TEHRAN, Iran -- A U.S. Navy spokesman says no American drones are missing in the Middle East following Iranian claims it had captured an unmanned American surveillance aircraft.
Cmdr. Jason Salata, a spokesman for the U.S. Navy's 5th Fleet, says all U.S. drones in the region are "fully accounted for." He also cast doubt on Iranian claims Tuesday that the U.S. ScanEagle drone entered Iranian airspace, saying U.S. operations in the Persian Gulf are "confined to internationally recognized water and airspace."
He says that U.S. ScanEagles have been lost into the sea in the past, but none have gone down recently.
Other nations in the Gulf, including the United Arab Emirates, have ScanEagle drones in service.
The 5th Fleet is based in Bahrain.
Iran's state TV had reported Tuesday that the country's Revolutionary Guard has captured a U.S. drone after it entered Iranian airspace over the Persian Gulf.
The report quoted the Guard's navy chief, Gen. Ali Fadavi, as saying that the Iranian forces caught the "intruding" drone, which had apparently taken off from a U.S. aircraft carrier.

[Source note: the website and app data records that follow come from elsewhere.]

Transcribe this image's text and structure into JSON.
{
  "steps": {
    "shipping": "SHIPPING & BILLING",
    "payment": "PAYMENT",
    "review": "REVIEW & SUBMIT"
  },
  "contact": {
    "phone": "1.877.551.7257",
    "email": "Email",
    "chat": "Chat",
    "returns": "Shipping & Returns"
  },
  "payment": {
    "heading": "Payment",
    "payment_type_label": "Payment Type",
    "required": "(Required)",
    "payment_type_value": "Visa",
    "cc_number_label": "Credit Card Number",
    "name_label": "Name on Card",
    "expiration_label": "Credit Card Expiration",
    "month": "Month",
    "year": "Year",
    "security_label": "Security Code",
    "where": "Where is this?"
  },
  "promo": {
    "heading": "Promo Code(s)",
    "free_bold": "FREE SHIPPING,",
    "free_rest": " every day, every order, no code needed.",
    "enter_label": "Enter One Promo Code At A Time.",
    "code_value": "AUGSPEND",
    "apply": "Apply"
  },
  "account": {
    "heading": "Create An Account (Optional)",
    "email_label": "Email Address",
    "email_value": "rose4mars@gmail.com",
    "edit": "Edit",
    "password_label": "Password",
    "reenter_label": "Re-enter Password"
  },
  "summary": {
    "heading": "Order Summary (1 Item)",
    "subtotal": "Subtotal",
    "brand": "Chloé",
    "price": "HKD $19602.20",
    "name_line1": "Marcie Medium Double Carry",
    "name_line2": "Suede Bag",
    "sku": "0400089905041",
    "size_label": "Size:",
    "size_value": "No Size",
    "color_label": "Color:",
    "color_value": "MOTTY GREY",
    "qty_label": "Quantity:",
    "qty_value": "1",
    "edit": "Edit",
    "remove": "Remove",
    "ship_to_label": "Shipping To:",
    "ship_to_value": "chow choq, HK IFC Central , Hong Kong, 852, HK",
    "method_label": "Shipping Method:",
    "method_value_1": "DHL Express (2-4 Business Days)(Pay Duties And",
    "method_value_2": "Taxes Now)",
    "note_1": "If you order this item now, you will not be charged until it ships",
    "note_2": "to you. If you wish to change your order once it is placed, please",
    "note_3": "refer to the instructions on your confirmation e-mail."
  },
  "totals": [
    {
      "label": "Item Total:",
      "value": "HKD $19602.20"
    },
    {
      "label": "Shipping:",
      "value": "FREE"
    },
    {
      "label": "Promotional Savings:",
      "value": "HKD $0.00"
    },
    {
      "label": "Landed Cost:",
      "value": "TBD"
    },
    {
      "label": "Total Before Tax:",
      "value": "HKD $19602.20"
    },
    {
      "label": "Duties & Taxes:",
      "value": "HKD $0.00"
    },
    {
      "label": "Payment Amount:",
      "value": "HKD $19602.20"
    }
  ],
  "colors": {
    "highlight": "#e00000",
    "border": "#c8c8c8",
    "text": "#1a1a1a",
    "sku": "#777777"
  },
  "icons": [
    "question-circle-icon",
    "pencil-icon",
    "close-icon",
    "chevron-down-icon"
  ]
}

Fadavi said the unmanned ScanEagle aircraft was now in Iran's possession.
"The U.S. drone, which was conducting a reconnaissance flight and gathering data over the Persian Gulf in the past few days, was captured by the Guard's navy air defense unit as soon as it entered Iranian airspace," Fadavi said. "Such drones usually take off from large warships."
He didn't provide any further details nor said when the incident happened.
But Al-Alam, the Iranian state TV's Arabic-language channel, showed two Guard commanders examining what appeared to be an intact ScanEagle drone. It was not immediately clear if that was the same drone Iran claimed to have captured.
In the footage, the two men then point to a huge map of the Persian Gulf in the background, showing the drone's alleged path of entry into Iranian airspace.
"We shall trample on the U.S," was printed over the map, next to the Guard's coat-of-arms.
If true, the seizure of the drone would be the third reported incident involving Iran and U.S. drones in the past two years.
Last month, Iran claimed that a U.S. drone had violated its airspace. Pentagon said the unmanned aircraft came under fire -- at least twice but was not hit -- and that the Predator was over international waters.
The Nov. 1 shooting in the Gulf was unprecedented, and further escalated tensions between the United States and Iran, which is under international sanctions over its suspect nuclear program. Tehran denies it's pursuing a nuclear weapon and insists its program is for peaceful purposes only.
In 2011, Iran claimed it brought down a CIA spy drone after it entered Iranian airspace from its eastern borders with Afghanistan and Pakistan. The RQ-170 Sentinel drone, which is equipped with stealth technology, was captured almost intact. Tehran later said it recovered data from the top-secret drone.
In the case of the Sentinel, after initially saying only that a drone had been lost near the Afghan-Iran border, American officials eventually confirmed it had been monitoring Iran's military and nuclear facilities. Washington asked for it back but Iran refused, and instead released photos of Iranian officials studying the aircraft.
The U.S and its allies believe Iran is pursuing a nuclear weapon. Iran denies the charge, saying its nuclear activities are for peaceful purposes only, such as power generation and cancer treatment.